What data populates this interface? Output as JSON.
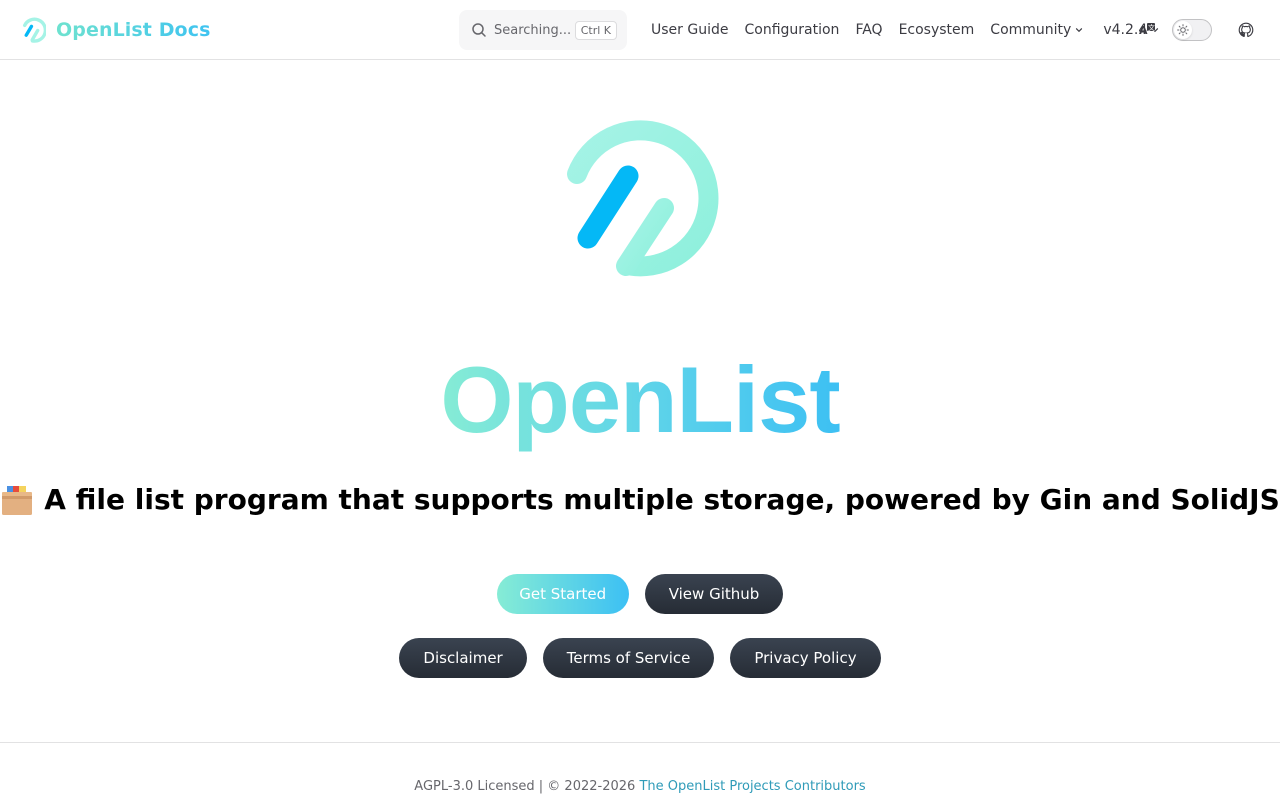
{
  "colors": {
    "brand_start": "#86ecd5",
    "brand_end": "#3cc0f4",
    "logo_stroke": "#a5f3e6",
    "logo_bar": "#04b8f6",
    "dark_button": "#262c35",
    "footer_link": "#2f9bb8"
  },
  "header": {
    "site_title": "OpenList Docs",
    "logo_icon": "openlist-logo",
    "search": {
      "placeholder": "Searching...",
      "shortcut": "Ctrl K",
      "icon": "search-icon"
    },
    "nav": [
      {
        "label": "User Guide"
      },
      {
        "label": "Configuration"
      },
      {
        "label": "FAQ"
      },
      {
        "label": "Ecosystem"
      },
      {
        "label": "Community",
        "has_dropdown": true
      }
    ],
    "version": {
      "label": "v4.2.4",
      "has_dropdown": true
    },
    "translate_icon": "translate-icon",
    "theme_toggle": {
      "icon": "sun-icon",
      "dark_mode": false
    },
    "github_icon": "github-icon"
  },
  "hero": {
    "name": "OpenList",
    "tagline_icon": "card-file-box-emoji",
    "tagline": "A file list program that supports multiple storage, powered by Gin and SolidJS",
    "actions": [
      {
        "label": "Get Started",
        "theme": "brand"
      },
      {
        "label": "View Github",
        "theme": "alt"
      },
      {
        "label": "Disclaimer",
        "theme": "alt"
      },
      {
        "label": "Terms of Service",
        "theme": "alt"
      },
      {
        "label": "Privacy Policy",
        "theme": "alt"
      }
    ]
  },
  "footer": {
    "copyright_text": "AGPL-3.0 Licensed | © 2022-2026",
    "contributors_link": "The OpenList Projects Contributors"
  }
}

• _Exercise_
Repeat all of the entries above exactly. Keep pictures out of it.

• _Completed exercise_
What data populates this interface? Output as JSON.
{
  "colors": {
    "brand_start": "#86ecd5",
    "brand_end": "#3cc0f4",
    "logo_stroke": "#a5f3e6",
    "logo_bar": "#04b8f6",
    "dark_button": "#262c35",
    "footer_link": "#2f9bb8"
  },
  "header": {
    "site_title": "OpenList Docs",
    "logo_icon": "openlist-logo",
    "search": {
      "placeholder": "Searching...",
      "shortcut": "Ctrl K",
      "icon": "search-icon"
    },
    "nav": [
      {
        "label": "User Guide"
      },
      {
        "label": "Configuration"
      },
      {
        "label": "FAQ"
      },
      {
        "label": "Ecosystem"
      },
      {
        "label": "Community",
        "has_dropdown": true
      }
    ],
    "version": {
      "label": "v4.2.4",
      "has_dropdown": true
    },
    "translate_icon": "translate-icon",
    "theme_toggle": {
      "icon": "sun-icon",
      "dark_mode": false
    },
    "github_icon": "github-icon"
  },
  "hero": {
    "name": "OpenList",
    "tagline_icon": "card-file-box-emoji",
    "tagline": "A file list program that supports multiple storage, powered by Gin and SolidJS",
    "actions": [
      {
        "label": "Get Started",
        "theme": "brand"
      },
      {
        "label": "View Github",
        "theme": "alt"
      },
      {
        "label": "Disclaimer",
        "theme": "alt"
      },
      {
        "label": "Terms of Service",
        "theme": "alt"
      },
      {
        "label": "Privacy Policy",
        "theme": "alt"
      }
    ]
  },
  "footer": {
    "copyright_text": "AGPL-3.0 Licensed | © 2022-2026",
    "contributors_link": "The OpenList Projects Contributors"
  }
}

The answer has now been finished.